"To promote educational, cultural and social exchange ... between international students and members of ... Harvard" is the main goal of the Harvard University International Students' Association (HUISA), which held its first annual board elections last Wednesday night.
The election was brief as only seven HUISA members ran for the seven available posts. Rafi Ahmed, Ramani A. Aiyer, Henri Gillet, Mary T. Lynch, Felix Twaalhoven '79, Salim Walji and John D. Weston '80 will take over next year from the present governing board, which was appointed last November by Faculty advisers Archie C. Epps, dean of students, and Jennifer Stephens, director of the International Office.
Started in the fall of 1975, HUISA did not sponsor many activities because the students involved were reluctant to commit their time, Kalani S. Brady '77, HUISA's treasurer, said.
Last spring, the association members wrote a constitution, and in November the International Students Office started to assist them.
The organization still has problems in stimulating participation, according to members. Only 20 people attended the election.
Brady said he hopes to generate further interest in HUISA this spring. HUISA will tentatively sponsor the showing of two films, a luncheon lecture series, excursions to local museums, displays in the university libraries, and a Hawaiian-style "luau."
Nur O. Yalman, the third faculty adviser for HUISA, underlined the need for the organization, referring to the large number of foreign students at Harvard.
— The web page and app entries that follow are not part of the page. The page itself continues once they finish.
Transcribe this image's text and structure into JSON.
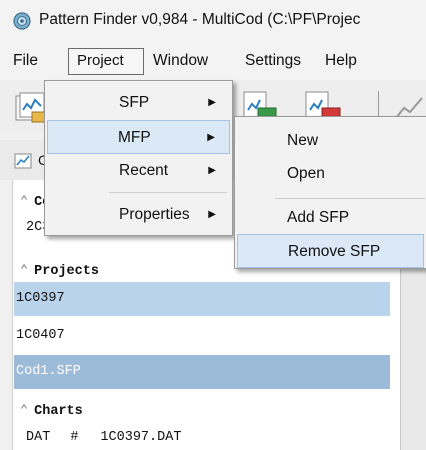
{
  "window": {
    "title": "Pattern Finder v0,984 - MultiCod (C:\\PF\\Projec"
  },
  "menubar": {
    "items": [
      {
        "key": "file",
        "label": "File"
      },
      {
        "key": "project",
        "label": "Project"
      },
      {
        "key": "window",
        "label": "Window"
      },
      {
        "key": "settings",
        "label": "Settings"
      },
      {
        "key": "help",
        "label": "Help"
      }
    ]
  },
  "tabstrip": {
    "partial_label": "C"
  },
  "panel": {
    "sections": {
      "codes": {
        "title_partial": "Co",
        "item_partial": "2C3"
      },
      "projects": {
        "title": "Projects",
        "items": [
          "1C0397",
          "1C0407",
          "Cod1.SFP"
        ]
      },
      "charts": {
        "title": "Charts",
        "row": {
          "col1": "DAT",
          "col2": "#",
          "col3": "1C0397.DAT"
        }
      }
    }
  },
  "project_menu": {
    "items": [
      {
        "label": "SFP",
        "has_submenu": true
      },
      {
        "label": "MFP",
        "has_submenu": true,
        "highlighted": true
      },
      {
        "label": "Recent",
        "has_submenu": true
      },
      {
        "label": "Properties",
        "has_submenu": true
      }
    ]
  },
  "mfp_submenu": {
    "items": [
      {
        "label": "New"
      },
      {
        "label": "Open"
      },
      {
        "label": "Add SFP"
      },
      {
        "label": "Remove SFP",
        "highlighted": true
      }
    ]
  },
  "icons": {
    "app": "pattern-finder-app-icon",
    "toolbar": [
      "open-project-icon",
      "sfp-file-icon",
      "mfp-file-icon",
      "chart-line-icon"
    ],
    "arrow": "submenu-arrow-icon",
    "collapse": "collapse-chevron-icon"
  },
  "colors": {
    "selection_light": "#b9d3ed",
    "selection_dark": "#9bbbd9",
    "menu_highlight": "#dbe8f6"
  }
}
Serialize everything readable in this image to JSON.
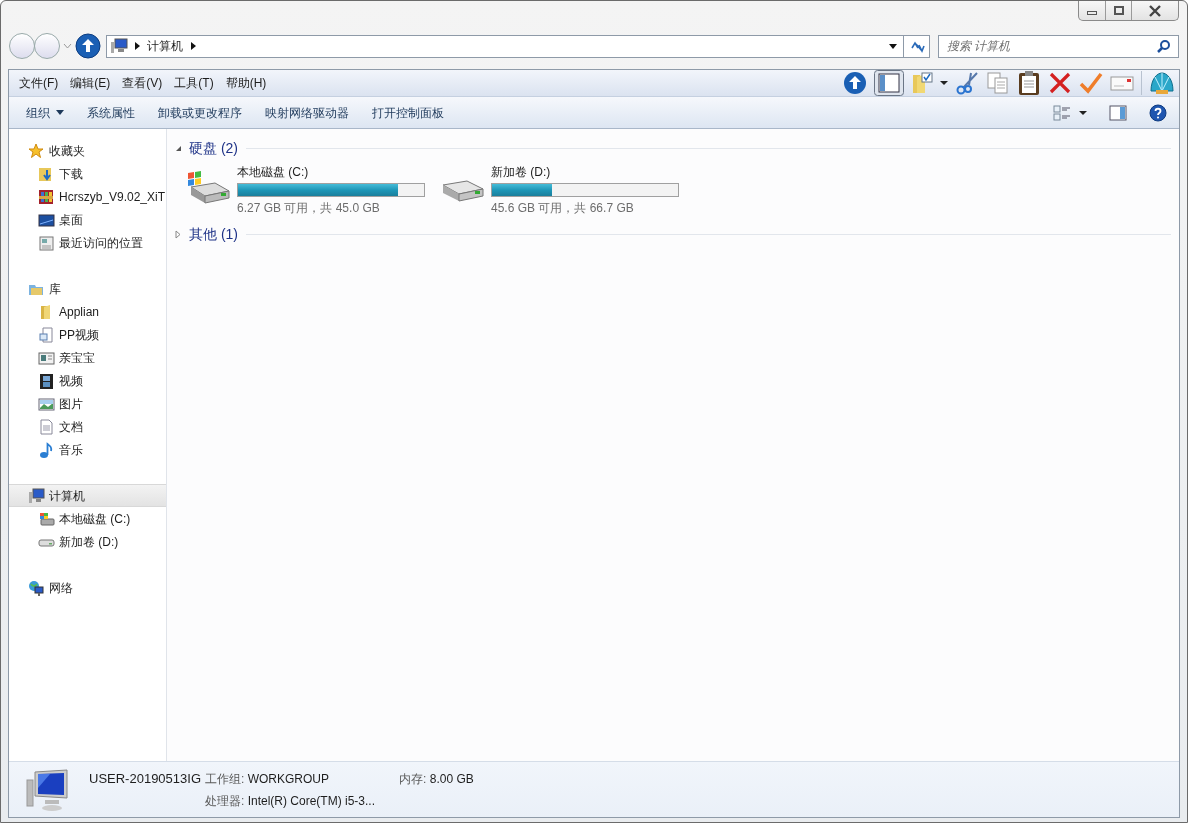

Over 1300 graduate students and almost 300 undergraduates represent 103 countries at Harvard.
Epps said he hopes the organization will "provide a welcome for incoming international students and a focus for international studies."
Students who were interviewed support a more active HUISA.
"I am very pleased," said John A. Bacquie '80, of Jamaica. "I hope it will take the form of something structured," he added.
Linda E. Berzin '80, a French citizen, said she is "very excited" about the concept of HUISA. "When I arrived at Harvard, I sort of lost touch with the international world," she said.
Brooks P. Newmark '80, of England, said he liked HUISA's ideas and added, "A bunch of international students can give a lot to each other and to the University."